I would say that, in the face of urgency, we must first step back, return to the source of humanity, to the source of creation itself, to set the record straight, to question ourselves as a responsible member of society, to ask ourselves how we want to contribute to change, how we want to get out of this vicious circle of destruction, to perhaps offer the new generations a better world.
It does not prevent us from acting on the ground, which is undeniably necessary, but our action will not be a reaction. It will be nourished by true reflection, a defined goal, greater clarity and a beautiful intention of peace and fraternity. By returning to our human values based on compassion and generosity, we can gradually overcome the fear of lack and the thirst for power, two forces that govern the world today.
There is no other way to peace and harmony than to identify, accept and welcome our fears so that they release their hold on our lives. As long as they are lodged in our unconscious, they govern us, they limit us and they direct us to make decisions against our true values. At every moment, we make decisions and at every moment we have the choice to contribute to harmony or chaos. This free will is a great responsibility that has been given to human beings. Are we up to the task of fulfilling this responsibility?
Turning our back on the world is hardly a solution because it only reflects the state of our collective consciousness. Fighting the world as it is does not lead us to peace either. So what to do? I would say that it is time to build bridges between our inner world and the outer world, that it is essential that each of us nourish and elevate our own individual consciousness to nourish and elevate the collective consciousness. For the outside world will change through each person. Or as Mahatma Gandhi said: “Be the change you want to see in the world”.
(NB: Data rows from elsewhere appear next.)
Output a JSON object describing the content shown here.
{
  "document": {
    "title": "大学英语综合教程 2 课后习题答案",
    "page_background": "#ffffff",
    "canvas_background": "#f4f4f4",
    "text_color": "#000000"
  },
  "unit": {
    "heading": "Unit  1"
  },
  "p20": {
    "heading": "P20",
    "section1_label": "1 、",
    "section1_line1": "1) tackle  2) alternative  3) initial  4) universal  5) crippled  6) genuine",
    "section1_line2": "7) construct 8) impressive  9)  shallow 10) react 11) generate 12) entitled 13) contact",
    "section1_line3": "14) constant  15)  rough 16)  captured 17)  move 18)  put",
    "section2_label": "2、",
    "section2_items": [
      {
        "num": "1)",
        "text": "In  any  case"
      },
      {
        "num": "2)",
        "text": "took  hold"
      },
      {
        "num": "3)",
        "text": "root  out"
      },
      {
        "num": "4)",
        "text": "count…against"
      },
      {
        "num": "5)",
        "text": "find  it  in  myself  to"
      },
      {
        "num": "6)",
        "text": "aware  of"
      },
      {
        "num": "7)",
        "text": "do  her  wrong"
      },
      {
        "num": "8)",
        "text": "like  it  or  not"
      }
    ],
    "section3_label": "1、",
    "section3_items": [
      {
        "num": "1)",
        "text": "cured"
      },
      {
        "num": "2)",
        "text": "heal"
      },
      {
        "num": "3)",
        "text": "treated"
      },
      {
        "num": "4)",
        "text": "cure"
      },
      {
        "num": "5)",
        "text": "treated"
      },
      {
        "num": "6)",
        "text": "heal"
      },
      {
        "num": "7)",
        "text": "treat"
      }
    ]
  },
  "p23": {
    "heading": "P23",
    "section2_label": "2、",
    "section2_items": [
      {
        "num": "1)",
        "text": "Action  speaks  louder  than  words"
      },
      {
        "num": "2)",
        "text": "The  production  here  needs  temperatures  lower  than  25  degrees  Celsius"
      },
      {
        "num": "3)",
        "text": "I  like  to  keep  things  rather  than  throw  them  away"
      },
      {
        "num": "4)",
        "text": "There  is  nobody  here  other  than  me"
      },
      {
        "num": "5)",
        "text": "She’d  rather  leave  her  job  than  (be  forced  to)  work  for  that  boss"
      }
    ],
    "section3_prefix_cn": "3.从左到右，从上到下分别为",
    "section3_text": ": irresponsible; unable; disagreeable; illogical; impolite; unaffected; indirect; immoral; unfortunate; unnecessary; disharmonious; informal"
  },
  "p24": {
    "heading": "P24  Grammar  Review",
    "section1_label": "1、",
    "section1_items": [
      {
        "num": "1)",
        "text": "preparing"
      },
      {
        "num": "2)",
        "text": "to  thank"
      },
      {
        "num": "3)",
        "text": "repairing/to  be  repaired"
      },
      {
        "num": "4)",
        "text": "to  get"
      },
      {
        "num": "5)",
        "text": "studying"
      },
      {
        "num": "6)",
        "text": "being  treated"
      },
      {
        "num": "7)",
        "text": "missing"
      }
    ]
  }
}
This requires each of us to have the courage and above all the kindness to observe ourselves, to identify the beliefs that limit us and the fears that hold us back, to return to our true values and aspirations, to our dreams and to our ability to achieve them. This requires connecting ourselves to our own source, to our own truth, to be less influenced and distracted by external demands, to cultivate trust and surrender, and finally to act serenely in the world.
On this subject, I would like to quote Fawzia Al Rawi who puts it this way: “If you want peace in the world, you must accept the inner struggle. The closer you get to your true being, the more you can change external things, but to get close to it, you have to fight your own demons. The inner warriors are outwardly peacemakers. It is only with a high consciousness, the result of an inner struggle, that we can really contribute to external peace”.
I would add that there are as many ways to contribute to change, as there are human beings. Each of us has received qualities and developed skills that we can use. There is no ideal, no place or task more important than another. There is no better age group, race, nationality, culture, social class or occupation than another. The cultural and social diversity of today’s world requires us to see this reality, to overcome our fears, to open our minds and to welcome contributions as they come. This is also part of the inner struggle!
I thank those who have read these few lines that I have written as a contribution to our collective work. I wish you good moments of reflection, in solitude or in good company. I wish you to nourish your soul well, listen to it and allow it to reveal itself to the world!